From the records below, copy the lines that include "JSON".
◇ ◇ ◇ ◇ ◇
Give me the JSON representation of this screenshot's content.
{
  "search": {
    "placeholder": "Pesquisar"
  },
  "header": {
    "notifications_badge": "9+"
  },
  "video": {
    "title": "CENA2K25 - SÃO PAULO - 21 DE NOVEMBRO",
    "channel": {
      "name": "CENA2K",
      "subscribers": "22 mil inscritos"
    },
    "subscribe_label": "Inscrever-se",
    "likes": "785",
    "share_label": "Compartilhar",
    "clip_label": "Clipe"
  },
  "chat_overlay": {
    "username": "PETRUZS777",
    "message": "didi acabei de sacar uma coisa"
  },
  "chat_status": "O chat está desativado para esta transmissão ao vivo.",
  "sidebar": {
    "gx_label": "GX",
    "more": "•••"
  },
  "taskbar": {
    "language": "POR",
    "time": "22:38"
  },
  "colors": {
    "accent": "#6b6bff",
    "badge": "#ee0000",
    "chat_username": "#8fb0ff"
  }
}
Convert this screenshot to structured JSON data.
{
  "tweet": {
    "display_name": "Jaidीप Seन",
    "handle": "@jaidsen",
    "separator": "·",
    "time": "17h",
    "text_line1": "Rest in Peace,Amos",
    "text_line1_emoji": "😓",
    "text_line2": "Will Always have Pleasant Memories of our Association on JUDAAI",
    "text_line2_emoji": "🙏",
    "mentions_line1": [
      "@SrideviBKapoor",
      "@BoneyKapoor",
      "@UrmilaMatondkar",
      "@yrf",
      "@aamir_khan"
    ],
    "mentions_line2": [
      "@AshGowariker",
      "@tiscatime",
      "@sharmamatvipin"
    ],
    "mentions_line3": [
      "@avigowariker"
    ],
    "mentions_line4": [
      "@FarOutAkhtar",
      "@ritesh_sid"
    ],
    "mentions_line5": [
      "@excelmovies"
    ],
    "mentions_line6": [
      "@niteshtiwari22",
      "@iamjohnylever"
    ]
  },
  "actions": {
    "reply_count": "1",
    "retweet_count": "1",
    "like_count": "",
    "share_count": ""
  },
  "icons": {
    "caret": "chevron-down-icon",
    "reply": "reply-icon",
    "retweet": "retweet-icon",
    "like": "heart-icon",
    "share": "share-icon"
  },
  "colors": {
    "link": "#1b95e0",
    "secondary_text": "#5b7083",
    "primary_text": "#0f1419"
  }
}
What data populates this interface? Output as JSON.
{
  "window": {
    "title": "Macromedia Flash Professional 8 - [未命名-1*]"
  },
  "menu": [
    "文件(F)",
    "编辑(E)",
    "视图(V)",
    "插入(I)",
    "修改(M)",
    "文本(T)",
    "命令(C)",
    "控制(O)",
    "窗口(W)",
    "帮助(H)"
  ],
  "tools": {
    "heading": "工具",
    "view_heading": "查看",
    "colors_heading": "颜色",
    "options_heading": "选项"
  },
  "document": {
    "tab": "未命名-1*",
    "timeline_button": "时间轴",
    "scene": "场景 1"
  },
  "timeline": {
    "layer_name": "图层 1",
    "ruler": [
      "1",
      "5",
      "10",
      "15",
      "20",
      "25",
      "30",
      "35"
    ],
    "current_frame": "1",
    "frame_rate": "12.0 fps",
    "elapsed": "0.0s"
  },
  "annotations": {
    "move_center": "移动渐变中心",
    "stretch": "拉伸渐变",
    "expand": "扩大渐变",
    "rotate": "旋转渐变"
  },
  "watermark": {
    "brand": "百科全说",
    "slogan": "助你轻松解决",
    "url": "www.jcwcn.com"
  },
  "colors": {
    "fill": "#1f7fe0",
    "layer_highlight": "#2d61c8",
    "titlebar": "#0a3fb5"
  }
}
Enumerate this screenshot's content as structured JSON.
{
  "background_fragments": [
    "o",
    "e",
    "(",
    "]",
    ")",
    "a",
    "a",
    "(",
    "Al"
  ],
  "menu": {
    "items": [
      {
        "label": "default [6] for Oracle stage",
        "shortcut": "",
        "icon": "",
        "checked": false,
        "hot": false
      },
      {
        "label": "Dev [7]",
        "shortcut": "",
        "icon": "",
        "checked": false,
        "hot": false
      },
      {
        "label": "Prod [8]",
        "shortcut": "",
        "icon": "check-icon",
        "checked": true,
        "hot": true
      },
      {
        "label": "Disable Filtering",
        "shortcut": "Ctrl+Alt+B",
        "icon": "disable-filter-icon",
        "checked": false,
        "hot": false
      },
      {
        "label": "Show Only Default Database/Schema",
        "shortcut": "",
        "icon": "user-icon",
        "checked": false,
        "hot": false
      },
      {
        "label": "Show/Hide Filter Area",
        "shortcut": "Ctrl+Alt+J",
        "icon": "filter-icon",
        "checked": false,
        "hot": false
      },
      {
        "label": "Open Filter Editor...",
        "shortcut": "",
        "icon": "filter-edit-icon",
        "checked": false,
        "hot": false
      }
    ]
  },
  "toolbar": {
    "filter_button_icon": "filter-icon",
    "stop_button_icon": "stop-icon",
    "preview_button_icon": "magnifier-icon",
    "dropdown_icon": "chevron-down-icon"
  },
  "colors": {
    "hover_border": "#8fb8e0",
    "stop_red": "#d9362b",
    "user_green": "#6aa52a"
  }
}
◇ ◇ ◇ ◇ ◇
#### Your solution:
Give me the JSON representation of this screenshot's content.
Convert this screenshot to structured JSON data.
What data populates this interface? Output as JSON.
Enumerate this screenshot's content as structured JSON.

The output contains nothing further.